Work to be completed ->
In the entries below, count the lines that hold the string "Internet" and state only that count.

..............................

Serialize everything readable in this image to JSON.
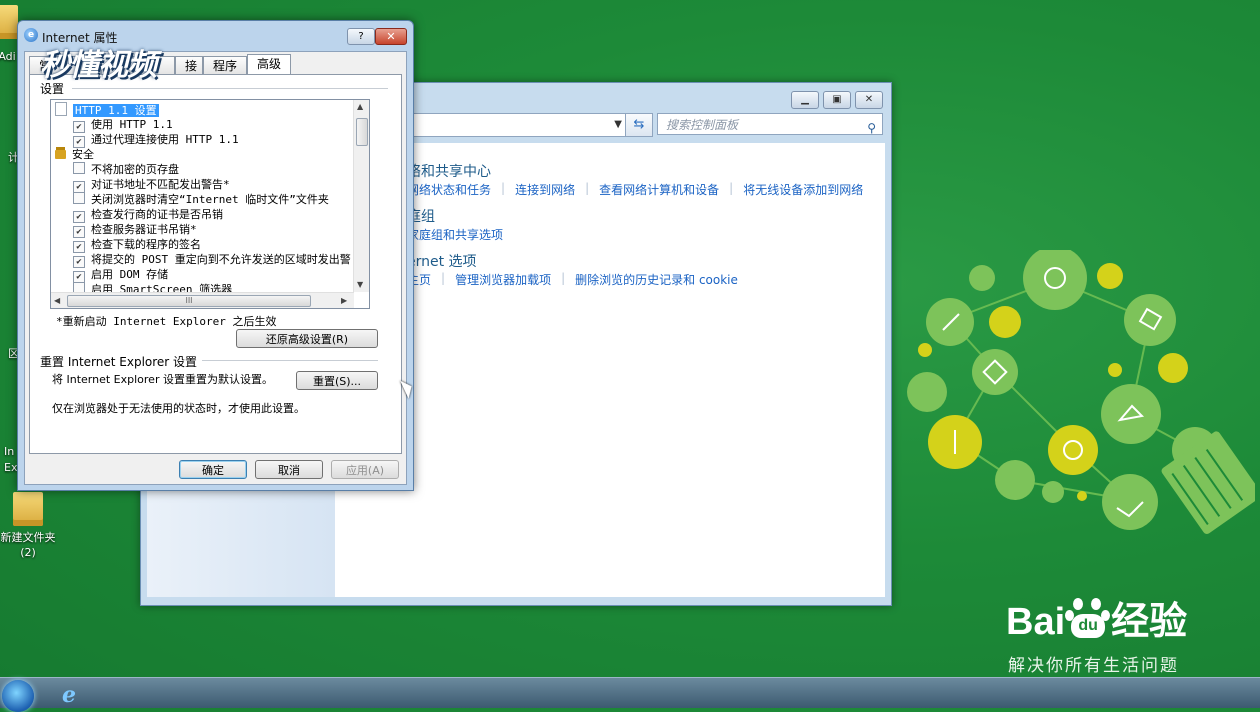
{
  "desktop": {
    "icons": [
      {
        "label_line1": "新建文件夹",
        "label_line2": "(2)"
      }
    ],
    "edge_labels": [
      "Adi",
      "计",
      "区",
      "In",
      "Ex"
    ]
  },
  "watermark": {
    "logo_text": "秒懂视频"
  },
  "control_panel": {
    "search_placeholder": "搜索控制面板",
    "categories": [
      {
        "title": "络和共享中心",
        "links": [
          "网络状态和任务",
          "连接到网络",
          "查看网络计算机和设备",
          "将无线设备添加到网络"
        ]
      },
      {
        "title": "庭组",
        "links": [
          "家庭组和共享选项"
        ]
      },
      {
        "title": "ernet 选项",
        "links": [
          "主页",
          "管理浏览器加载项",
          "删除浏览的历史记录和 cookie"
        ]
      }
    ]
  },
  "dialog": {
    "title": "Internet 属性",
    "tabs": [
      "常",
      "接",
      "程序",
      "高级"
    ],
    "settings_label": "设置",
    "tree_items": [
      {
        "kind": "header",
        "text": "HTTP 1.1 设置",
        "selected": true
      },
      {
        "kind": "check",
        "text": "使用 HTTP 1.1",
        "checked": true
      },
      {
        "kind": "check",
        "text": "通过代理连接使用 HTTP 1.1",
        "checked": true
      },
      {
        "kind": "lock",
        "text": "安全"
      },
      {
        "kind": "check",
        "text": "不将加密的页存盘",
        "checked": false
      },
      {
        "kind": "check",
        "text": "对证书地址不匹配发出警告*",
        "checked": true
      },
      {
        "kind": "check",
        "text": "关闭浏览器时清空“Internet 临时文件”文件夹",
        "checked": false
      },
      {
        "kind": "check",
        "text": "检查发行商的证书是否吊销",
        "checked": true
      },
      {
        "kind": "check",
        "text": "检查服务器证书吊销*",
        "checked": true
      },
      {
        "kind": "check",
        "text": "检查下载的程序的签名",
        "checked": true
      },
      {
        "kind": "check",
        "text": "将提交的 POST 重定向到不允许发送的区域时发出警",
        "checked": true
      },
      {
        "kind": "check",
        "text": "启用 DOM 存储",
        "checked": true
      },
      {
        "kind": "check",
        "text": "启用 SmartScreen 筛选器",
        "checked": false
      }
    ],
    "hscroll_grip": "III",
    "restart_note": "*重新启动 Internet Explorer 之后生效",
    "restore_button": "还原高级设置(R)",
    "reset_group_label": "重置 Internet Explorer 设置",
    "reset_desc": "将 Internet Explorer 设置重置为默认设置。",
    "reset_button": "重置(S)...",
    "reset_warning": "仅在浏览器处于无法使用的状态时，才使用此设置。",
    "ok_button": "确定",
    "cancel_button": "取消",
    "apply_button": "应用(A)"
  },
  "baidu": {
    "logo": "Bai经验",
    "logo_part1": "Bai",
    "logo_paw": "du",
    "logo_part2": "经验",
    "slogan": "解决你所有生活问题"
  },
  "colors": {
    "desktop_green": "#1d8a38",
    "link_blue": "#1b63c4",
    "selection_blue": "#3399ff",
    "bulb_green": "#7dc35a",
    "bulb_yellow": "#d4d21a"
  }
}
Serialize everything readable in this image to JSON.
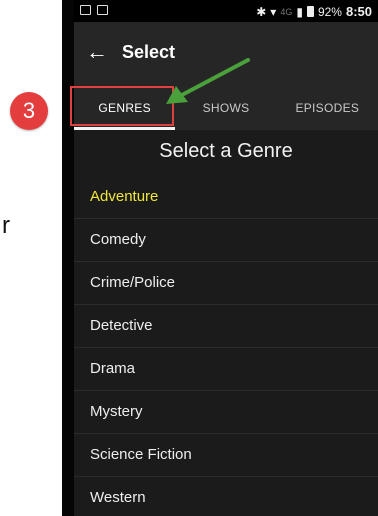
{
  "annotation": {
    "step_number": "3",
    "side_letter": "r"
  },
  "status_bar": {
    "network": "4G",
    "battery": "92%",
    "time": "8:50"
  },
  "app_bar": {
    "title": "Select"
  },
  "tabs": [
    {
      "label": "GENRES",
      "active": true
    },
    {
      "label": "SHOWS",
      "active": false
    },
    {
      "label": "EPISODES",
      "active": false
    }
  ],
  "heading": "Select a Genre",
  "genres": [
    {
      "label": "Adventure",
      "selected": true
    },
    {
      "label": "Comedy"
    },
    {
      "label": "Crime/Police"
    },
    {
      "label": "Detective"
    },
    {
      "label": "Drama"
    },
    {
      "label": "Mystery"
    },
    {
      "label": "Science Fiction"
    },
    {
      "label": "Western"
    }
  ],
  "colors": {
    "selected_genre": "#f0e53a",
    "annotation_red": "#e43d3d",
    "arrow_green": "#4aa03a",
    "background": "#1b1b1b"
  }
}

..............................

Response area ->
5